Irene Zubaida Khan joined Amnesty International as the organisation’s seventh Secretary General in August 2001. She is the first woman, the first Muslim and the first Asian to head Amnesty International, the world’s largest human rights organisation, which has more than 1 million members in 140 countries. As secretary-general, Ms Khan is Amnesty’s spokeswoman and strategic leader as well as chief executive of the international secretariat.
Born in Dhaka, Ms Khan, 45, studied law at the University of Manchester and Harvard Law School, specialising in public international law and human rights. She is the recipient of several academic awards, a Ford Foundation Fellowship, and the Pilkington “Woman of the Year” Award 2002.

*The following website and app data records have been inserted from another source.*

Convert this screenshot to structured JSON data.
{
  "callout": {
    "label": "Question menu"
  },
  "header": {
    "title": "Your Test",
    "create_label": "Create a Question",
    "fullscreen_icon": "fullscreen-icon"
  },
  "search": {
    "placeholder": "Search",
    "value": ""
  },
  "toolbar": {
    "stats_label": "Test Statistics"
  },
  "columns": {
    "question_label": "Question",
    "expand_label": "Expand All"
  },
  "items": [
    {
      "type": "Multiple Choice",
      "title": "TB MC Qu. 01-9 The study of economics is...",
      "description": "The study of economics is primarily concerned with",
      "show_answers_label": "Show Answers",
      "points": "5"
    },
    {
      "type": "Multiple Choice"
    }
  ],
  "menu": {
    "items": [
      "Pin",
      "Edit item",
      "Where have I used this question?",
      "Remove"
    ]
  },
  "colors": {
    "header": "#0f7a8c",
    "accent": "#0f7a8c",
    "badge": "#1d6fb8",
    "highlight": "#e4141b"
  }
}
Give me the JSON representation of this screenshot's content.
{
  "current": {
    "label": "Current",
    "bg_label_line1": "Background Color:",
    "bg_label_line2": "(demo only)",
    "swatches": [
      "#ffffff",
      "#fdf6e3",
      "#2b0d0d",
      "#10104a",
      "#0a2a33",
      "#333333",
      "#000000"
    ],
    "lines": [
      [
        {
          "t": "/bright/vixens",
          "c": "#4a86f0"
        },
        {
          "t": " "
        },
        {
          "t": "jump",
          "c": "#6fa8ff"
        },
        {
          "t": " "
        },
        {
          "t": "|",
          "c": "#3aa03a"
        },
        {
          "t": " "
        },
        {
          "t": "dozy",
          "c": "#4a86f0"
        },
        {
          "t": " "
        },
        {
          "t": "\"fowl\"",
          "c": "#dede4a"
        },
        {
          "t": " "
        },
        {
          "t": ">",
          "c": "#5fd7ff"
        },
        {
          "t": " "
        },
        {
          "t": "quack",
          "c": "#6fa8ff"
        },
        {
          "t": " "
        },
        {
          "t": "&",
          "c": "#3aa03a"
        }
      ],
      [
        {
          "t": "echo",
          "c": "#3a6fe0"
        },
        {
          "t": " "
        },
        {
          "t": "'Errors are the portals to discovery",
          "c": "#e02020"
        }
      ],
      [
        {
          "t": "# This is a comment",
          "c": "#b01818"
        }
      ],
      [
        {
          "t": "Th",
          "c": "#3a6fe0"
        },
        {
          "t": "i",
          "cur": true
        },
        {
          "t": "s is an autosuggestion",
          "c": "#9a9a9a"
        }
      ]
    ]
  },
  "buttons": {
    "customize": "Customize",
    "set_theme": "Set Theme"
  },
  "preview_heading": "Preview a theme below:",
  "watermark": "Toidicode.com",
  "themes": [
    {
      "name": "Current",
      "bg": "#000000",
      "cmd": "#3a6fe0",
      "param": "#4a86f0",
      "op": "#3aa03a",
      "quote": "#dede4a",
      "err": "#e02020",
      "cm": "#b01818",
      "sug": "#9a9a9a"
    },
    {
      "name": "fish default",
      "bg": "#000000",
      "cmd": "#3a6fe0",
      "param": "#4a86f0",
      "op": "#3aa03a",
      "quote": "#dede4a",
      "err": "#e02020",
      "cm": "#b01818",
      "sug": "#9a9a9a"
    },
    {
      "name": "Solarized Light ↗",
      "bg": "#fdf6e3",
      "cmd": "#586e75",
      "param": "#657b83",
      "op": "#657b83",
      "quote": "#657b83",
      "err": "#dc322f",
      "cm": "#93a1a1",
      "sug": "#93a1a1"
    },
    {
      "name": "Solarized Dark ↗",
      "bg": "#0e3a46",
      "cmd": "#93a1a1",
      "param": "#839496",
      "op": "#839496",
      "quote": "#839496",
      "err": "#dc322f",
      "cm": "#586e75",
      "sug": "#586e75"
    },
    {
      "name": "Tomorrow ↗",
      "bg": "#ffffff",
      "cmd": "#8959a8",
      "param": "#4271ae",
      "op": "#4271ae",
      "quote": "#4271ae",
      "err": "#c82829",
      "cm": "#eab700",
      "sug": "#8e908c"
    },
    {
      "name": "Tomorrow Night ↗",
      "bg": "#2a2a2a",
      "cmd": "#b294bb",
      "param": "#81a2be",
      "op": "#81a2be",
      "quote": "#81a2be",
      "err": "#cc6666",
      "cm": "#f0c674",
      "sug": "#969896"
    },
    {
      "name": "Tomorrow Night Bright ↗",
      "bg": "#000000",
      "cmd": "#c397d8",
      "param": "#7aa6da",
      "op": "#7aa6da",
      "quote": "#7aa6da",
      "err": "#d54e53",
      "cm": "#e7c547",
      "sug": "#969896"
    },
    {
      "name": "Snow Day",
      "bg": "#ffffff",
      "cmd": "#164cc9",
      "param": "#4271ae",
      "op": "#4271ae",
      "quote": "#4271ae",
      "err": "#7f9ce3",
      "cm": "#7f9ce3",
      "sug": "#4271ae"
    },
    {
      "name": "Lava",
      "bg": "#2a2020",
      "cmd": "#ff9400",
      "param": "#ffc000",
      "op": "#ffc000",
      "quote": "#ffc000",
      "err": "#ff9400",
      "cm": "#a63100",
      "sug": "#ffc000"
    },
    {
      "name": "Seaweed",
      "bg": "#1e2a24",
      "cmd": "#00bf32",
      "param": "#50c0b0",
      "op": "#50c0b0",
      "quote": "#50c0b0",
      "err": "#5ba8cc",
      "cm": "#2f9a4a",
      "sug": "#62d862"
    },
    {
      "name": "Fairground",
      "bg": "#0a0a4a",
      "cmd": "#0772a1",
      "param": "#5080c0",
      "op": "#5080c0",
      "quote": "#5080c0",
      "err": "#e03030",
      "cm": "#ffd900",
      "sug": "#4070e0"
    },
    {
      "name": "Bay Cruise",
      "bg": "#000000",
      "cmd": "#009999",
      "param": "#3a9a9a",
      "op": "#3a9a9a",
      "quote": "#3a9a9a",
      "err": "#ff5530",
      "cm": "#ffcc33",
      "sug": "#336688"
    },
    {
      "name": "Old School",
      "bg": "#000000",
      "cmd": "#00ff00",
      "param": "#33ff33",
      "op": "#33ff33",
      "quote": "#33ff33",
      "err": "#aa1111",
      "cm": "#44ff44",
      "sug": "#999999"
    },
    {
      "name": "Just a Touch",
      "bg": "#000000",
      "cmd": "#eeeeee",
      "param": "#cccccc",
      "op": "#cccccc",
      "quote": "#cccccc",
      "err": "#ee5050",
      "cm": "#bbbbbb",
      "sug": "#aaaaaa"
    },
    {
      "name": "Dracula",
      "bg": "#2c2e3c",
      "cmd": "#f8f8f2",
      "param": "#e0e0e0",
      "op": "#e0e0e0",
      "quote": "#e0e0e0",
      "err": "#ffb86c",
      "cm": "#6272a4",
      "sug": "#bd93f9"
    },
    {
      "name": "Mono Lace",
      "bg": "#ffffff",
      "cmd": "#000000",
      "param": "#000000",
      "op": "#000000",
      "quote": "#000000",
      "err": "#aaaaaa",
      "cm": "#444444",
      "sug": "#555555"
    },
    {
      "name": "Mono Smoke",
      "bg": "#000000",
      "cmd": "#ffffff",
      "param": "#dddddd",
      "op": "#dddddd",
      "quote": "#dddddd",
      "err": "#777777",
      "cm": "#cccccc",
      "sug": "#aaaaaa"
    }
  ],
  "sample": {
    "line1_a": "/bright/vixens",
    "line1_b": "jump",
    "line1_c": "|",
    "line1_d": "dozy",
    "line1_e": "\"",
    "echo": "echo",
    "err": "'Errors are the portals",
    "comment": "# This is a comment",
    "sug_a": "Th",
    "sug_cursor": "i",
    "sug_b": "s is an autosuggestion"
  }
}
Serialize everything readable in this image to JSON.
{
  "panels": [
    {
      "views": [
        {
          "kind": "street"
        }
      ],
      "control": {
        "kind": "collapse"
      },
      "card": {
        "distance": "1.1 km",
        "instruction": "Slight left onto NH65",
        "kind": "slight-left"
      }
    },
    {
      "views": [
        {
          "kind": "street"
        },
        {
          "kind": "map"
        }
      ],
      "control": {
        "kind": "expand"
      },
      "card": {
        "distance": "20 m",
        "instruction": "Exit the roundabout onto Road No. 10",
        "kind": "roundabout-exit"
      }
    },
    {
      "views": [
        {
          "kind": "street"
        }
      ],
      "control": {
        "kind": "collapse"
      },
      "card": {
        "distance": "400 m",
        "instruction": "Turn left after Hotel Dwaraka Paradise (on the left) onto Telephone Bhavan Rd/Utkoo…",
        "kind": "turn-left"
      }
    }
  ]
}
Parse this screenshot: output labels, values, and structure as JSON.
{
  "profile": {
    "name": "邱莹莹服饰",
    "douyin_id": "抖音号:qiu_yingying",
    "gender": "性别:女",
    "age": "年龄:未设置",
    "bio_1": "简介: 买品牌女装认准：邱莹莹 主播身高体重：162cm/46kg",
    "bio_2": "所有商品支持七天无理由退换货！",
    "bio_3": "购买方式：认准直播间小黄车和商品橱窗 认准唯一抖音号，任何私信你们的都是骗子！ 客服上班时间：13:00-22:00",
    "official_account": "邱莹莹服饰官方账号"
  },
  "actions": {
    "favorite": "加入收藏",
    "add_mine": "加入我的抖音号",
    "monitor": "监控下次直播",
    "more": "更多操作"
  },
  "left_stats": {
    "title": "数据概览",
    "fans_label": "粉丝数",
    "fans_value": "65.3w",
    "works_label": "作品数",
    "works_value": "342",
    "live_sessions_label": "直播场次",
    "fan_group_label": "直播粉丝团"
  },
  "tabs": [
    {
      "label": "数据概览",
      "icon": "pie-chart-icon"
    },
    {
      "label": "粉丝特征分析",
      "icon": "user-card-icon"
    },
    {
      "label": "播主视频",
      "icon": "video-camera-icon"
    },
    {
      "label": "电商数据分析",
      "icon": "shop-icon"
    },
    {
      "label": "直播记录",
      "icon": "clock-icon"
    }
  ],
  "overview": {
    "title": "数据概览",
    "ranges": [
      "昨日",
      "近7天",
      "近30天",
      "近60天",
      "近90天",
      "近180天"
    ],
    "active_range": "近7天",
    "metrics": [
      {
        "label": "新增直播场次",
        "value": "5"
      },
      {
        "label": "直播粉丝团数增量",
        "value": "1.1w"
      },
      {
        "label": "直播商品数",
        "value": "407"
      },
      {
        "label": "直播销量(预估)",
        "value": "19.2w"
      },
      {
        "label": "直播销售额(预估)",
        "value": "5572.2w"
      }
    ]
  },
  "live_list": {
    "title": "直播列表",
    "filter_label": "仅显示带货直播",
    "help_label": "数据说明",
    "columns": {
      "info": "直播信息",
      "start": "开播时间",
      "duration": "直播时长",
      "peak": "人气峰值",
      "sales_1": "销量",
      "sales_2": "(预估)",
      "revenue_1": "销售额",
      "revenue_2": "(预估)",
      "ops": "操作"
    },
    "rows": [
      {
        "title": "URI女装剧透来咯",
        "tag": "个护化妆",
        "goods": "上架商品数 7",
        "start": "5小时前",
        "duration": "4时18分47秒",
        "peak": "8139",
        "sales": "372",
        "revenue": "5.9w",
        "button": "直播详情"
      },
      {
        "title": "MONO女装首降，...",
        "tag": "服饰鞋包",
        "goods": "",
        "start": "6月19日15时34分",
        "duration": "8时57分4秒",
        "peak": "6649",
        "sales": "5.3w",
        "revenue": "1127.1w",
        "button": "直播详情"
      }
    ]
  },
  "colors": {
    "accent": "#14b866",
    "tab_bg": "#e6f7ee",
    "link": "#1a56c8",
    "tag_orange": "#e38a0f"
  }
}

Interested in working directly with people to change their lives, Irene helped to found the development organization, Concern Universal, in 1977, and began her work as a human rights activist with the International Commission of Jurists in 1979.
Irene joined the United Nations High Commissioner for Refugees in 1980, and worked in a variety of positions promoting the international protection of refugees. From 1991-95 she was Senior Executive Officer to Mrs. Sadako Ogata, then UN High Commissioner for Refugees. She was appointed as the UNHCR Chief of Mission in India in 1995, the youngest UNHCR country representative at that time, and in 1998 headed the UNHCR Centre for Research and Documentation. She led the UNHCR team in Former Yugoslav Republic of Macedonia during the Kosovo crisis in 1999, and was appointed Deputy Director of International Protection later that year.
Sources: Amnesty International; the Financial Times